Tourists at the National Mall in D.C. to check out the Smithsonian or the Washington Monument were recently treated to another architectural sight—20 houses under construction smack in the middle of everything. It was all part of the fourth annual Solar Decathlon, an annual event designed to inspire creative problem-solving and encourage alternative energy in homes.
The Rice University team's design was based on the architecture of the shotgun homes in the Third Ward, dubbed the ZEROW House to signify both the use of zero outside energy and it's ultimate destination as part of the Project Row Houses. It ultimately finished the competition in eighth, but ranked second in architecture and market viability and, coming in at under $100,000 without the cost of the solar panels, was by far the most affordable structure. As The Huffington Post noted, the decision to produce just enough electricity to power the house was practical for the market but hurt their overall score.
Lead student designer David Dewane told the Rice Design Alliance's OffCite blog, "It’s a good year to be the affordable team. That’s not going to matter as much to the jury as it does to the 120,000 people who walk through. Those are the people we are trying to communicate the message to that solar energy is really accessible."
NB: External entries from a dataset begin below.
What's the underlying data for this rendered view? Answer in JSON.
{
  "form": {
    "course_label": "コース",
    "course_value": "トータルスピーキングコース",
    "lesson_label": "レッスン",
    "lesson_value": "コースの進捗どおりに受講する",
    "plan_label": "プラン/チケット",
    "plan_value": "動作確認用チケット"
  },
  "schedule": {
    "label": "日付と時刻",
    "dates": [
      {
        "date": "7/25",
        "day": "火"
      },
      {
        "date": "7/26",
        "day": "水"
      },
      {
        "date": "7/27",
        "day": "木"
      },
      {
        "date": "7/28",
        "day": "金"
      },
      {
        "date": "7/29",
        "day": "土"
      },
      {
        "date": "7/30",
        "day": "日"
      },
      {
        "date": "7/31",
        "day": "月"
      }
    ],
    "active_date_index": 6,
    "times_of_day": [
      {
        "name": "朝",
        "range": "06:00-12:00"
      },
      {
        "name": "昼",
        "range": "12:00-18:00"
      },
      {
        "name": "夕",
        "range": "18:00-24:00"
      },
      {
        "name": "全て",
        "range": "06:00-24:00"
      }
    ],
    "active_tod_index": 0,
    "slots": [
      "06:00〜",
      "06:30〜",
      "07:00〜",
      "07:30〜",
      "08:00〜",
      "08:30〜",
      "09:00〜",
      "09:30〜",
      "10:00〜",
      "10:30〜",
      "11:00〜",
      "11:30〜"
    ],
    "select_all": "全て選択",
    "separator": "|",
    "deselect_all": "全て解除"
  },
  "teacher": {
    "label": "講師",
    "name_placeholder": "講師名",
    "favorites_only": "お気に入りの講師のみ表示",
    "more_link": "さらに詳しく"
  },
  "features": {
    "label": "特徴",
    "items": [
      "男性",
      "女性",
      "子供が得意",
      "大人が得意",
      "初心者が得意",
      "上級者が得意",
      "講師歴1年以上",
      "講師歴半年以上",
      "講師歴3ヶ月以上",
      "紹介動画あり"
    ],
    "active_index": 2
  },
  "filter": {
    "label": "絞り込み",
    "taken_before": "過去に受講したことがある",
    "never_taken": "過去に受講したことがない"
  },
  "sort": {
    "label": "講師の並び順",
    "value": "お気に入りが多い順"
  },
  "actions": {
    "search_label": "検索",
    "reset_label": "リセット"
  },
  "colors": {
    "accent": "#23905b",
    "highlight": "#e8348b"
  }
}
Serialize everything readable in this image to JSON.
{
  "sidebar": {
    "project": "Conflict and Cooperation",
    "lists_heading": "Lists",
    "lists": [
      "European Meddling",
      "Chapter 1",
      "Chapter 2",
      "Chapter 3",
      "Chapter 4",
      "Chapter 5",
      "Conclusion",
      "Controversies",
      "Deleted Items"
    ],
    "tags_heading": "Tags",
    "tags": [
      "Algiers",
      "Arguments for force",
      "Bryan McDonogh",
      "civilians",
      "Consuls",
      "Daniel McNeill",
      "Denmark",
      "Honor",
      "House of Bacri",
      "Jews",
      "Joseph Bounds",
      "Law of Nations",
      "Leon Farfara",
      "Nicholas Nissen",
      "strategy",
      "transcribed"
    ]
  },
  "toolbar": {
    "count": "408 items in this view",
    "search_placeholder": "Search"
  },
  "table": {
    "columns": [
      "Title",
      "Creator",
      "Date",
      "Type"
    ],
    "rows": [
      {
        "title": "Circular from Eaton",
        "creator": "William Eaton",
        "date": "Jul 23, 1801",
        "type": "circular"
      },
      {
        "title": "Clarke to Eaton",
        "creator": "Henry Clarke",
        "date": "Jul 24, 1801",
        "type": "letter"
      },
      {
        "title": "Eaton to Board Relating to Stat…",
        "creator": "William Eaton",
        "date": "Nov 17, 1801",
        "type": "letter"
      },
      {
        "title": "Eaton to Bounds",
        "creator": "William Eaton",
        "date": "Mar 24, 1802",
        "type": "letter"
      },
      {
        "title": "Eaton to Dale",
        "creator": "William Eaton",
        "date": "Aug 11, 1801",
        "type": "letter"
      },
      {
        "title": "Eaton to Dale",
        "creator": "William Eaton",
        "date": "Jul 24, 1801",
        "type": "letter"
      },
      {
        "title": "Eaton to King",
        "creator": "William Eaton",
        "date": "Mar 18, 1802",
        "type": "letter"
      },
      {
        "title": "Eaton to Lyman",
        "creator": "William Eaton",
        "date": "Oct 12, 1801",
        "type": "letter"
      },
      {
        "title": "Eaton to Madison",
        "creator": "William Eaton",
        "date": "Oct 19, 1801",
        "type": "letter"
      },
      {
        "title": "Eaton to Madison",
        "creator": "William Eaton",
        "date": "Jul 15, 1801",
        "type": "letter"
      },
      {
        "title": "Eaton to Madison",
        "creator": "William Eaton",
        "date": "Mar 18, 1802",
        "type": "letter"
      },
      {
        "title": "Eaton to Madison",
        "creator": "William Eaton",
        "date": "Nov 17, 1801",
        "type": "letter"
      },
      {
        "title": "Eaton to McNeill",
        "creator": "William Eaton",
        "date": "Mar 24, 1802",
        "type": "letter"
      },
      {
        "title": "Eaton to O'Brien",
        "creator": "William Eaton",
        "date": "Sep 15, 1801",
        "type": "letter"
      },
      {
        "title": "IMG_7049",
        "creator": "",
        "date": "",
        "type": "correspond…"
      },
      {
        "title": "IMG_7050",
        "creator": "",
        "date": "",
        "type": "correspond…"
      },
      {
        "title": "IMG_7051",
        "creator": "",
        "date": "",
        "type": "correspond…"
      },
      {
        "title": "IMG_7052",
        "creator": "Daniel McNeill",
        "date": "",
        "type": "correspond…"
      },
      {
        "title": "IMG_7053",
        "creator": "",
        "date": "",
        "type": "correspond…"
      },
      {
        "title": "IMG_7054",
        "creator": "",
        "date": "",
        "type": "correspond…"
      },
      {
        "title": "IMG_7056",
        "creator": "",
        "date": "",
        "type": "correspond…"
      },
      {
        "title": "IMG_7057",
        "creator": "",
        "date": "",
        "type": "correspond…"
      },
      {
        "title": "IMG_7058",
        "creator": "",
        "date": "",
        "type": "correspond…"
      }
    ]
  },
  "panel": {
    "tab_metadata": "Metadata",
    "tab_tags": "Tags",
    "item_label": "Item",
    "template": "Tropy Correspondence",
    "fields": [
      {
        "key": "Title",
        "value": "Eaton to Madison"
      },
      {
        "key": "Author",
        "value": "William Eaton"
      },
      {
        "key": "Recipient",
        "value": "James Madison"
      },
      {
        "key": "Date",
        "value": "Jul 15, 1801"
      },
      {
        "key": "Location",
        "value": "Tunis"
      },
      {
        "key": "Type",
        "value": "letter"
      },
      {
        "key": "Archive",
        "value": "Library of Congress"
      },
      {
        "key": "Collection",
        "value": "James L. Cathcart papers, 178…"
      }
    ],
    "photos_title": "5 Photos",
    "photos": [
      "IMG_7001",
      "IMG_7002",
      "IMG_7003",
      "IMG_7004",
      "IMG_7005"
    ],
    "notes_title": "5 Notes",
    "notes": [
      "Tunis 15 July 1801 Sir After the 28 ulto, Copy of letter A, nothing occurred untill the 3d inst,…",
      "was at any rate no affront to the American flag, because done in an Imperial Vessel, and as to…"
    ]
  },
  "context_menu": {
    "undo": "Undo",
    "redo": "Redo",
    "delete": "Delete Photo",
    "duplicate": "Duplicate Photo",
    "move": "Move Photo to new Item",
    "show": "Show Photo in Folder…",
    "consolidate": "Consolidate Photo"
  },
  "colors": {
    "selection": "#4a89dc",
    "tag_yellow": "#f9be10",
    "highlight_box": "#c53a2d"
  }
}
OffCite also has a great photo diary of the team as they put together their house, and check out our slide show of the final result.